Sounds great, right? A year ago, we would’ve had any number of takers. Summer is always a slow season in the UAE – many Emiratis and expats flee for cooler climes – but I’m concerned that the fall influx won’t be as large as usual. The economy here is still recovering; it doesn’t seem that the hiring pace of recent years will continue. And for those who are coming here, a glut of rental property means tenants are in the catbird’s seat. What I’m hoping to find is a professional, who likely travels a lot for work, who would want a place they don’t have to outfit. Just move in and crash. We’re sending out word to everyone we know. Cross your fingers!

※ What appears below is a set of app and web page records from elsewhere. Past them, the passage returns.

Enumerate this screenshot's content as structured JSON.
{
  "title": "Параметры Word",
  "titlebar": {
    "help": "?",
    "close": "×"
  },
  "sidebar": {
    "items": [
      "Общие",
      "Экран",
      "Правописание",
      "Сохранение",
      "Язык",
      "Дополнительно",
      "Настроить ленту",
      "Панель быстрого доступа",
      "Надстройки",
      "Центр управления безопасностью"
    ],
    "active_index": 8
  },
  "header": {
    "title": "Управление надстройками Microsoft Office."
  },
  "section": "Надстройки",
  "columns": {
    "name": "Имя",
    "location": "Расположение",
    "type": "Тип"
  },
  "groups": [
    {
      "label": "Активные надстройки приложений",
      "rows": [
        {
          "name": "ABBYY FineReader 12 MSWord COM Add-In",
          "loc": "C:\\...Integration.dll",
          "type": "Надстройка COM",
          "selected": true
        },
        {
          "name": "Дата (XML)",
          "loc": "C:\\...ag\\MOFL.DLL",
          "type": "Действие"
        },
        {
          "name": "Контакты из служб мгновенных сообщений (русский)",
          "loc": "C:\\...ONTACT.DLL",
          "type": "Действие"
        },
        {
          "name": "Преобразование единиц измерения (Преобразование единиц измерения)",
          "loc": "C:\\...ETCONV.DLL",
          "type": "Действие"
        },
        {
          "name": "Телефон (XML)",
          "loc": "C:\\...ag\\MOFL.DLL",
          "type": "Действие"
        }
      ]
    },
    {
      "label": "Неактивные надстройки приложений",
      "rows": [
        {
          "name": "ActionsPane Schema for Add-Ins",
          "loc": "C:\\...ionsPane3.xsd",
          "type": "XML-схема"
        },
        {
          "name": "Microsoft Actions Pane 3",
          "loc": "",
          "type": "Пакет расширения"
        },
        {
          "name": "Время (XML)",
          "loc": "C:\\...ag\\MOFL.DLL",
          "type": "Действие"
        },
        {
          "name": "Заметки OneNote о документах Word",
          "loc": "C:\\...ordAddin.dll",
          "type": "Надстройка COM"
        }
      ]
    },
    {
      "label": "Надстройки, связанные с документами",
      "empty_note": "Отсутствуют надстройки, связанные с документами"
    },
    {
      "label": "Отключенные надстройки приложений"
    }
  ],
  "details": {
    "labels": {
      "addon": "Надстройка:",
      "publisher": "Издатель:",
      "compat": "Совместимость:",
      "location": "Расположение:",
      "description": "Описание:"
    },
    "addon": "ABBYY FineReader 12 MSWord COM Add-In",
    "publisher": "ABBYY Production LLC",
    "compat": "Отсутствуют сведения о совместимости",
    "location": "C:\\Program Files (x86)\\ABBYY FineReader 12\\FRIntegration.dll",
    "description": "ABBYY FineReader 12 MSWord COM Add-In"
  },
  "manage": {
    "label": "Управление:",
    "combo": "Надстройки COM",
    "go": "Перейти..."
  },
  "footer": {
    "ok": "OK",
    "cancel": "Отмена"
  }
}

In response to one of those missives, a friend in Dubai told us we were advertising wrong! She sent along a photo of an ad she recently saw:

Creative advertising

AND a chicken! Of course! I suppose a guaranty of some succulent poultry would be quite the draw. I mean, these are hard economic times. Good marketing needs to have a hook, right? Hmmm … what will we do? All ideas welcome!

There’s no place like home, wherever it is

The UAE, but Dubai especially, is a tricky place to call home. About 85 percent of us who live here are expats — not immigrants — but expats. We live the most temporary of existences. We’re basically here until our employer decides we don’t have a job. If someone loses their job, it’s not, hey, I’ll work in a coffee shop, do some freelancing, while I look for another one. It’s you have one month to sell your stuff and ship the rest because you’re going back to where you come from. A rep from your company will literally meet you at the airport to make sure you get on the plane.

Makes you want to stay a while, huh?

I’m a white-collar bracero here as long as the (Emirati) Man lets me.

After six months of living out of four suitcases, I finally moved into my own place. Rents in Dubai have come down post-economic meltdown and with apartments in Abu Dhabi still scarce and super expensive (think London rents for slumlord accommodations), it made sense to scoot over to Dubai despite the hour-long commute each way. It’s a nice place on the 34th floor with a big kitchen, balcony looking over some of Dubai’s iconic structures, a pool and gym on the top floor.

The development is called Jumierah Lakes Towers, across from the Dubai Marina, if you’re familiar with the city at all. It’s a group of about 25 towers, a Midtown Manhattan sprung up in two years. The buildings are all in some form of half-completion. Our parking garage is still being worked on and you can’t yet drive up the drive to get to the front entrance.

Basically, I’m living in a live construction zone: 24-hour construction permits, dodging concrete trucks when I leave in the morning to get on the highway. From my bedroom window I can watch the laborers scale the next-door skyscraper on rickety risers. Let’s just say they wouldn’t allow this sort of co-existence on Turtle Creek Boulevard. (I’ll post pics soon.)

The suitcases are unpacked, I’ve bought the basics in furniture and the kitchen is stocked. I bought a new car. I’m meeting people, making friends. But it’s weird to have no shared history – well, at least not longer than six months — with anyone here. So what I’m thinking about now is: how to make this home.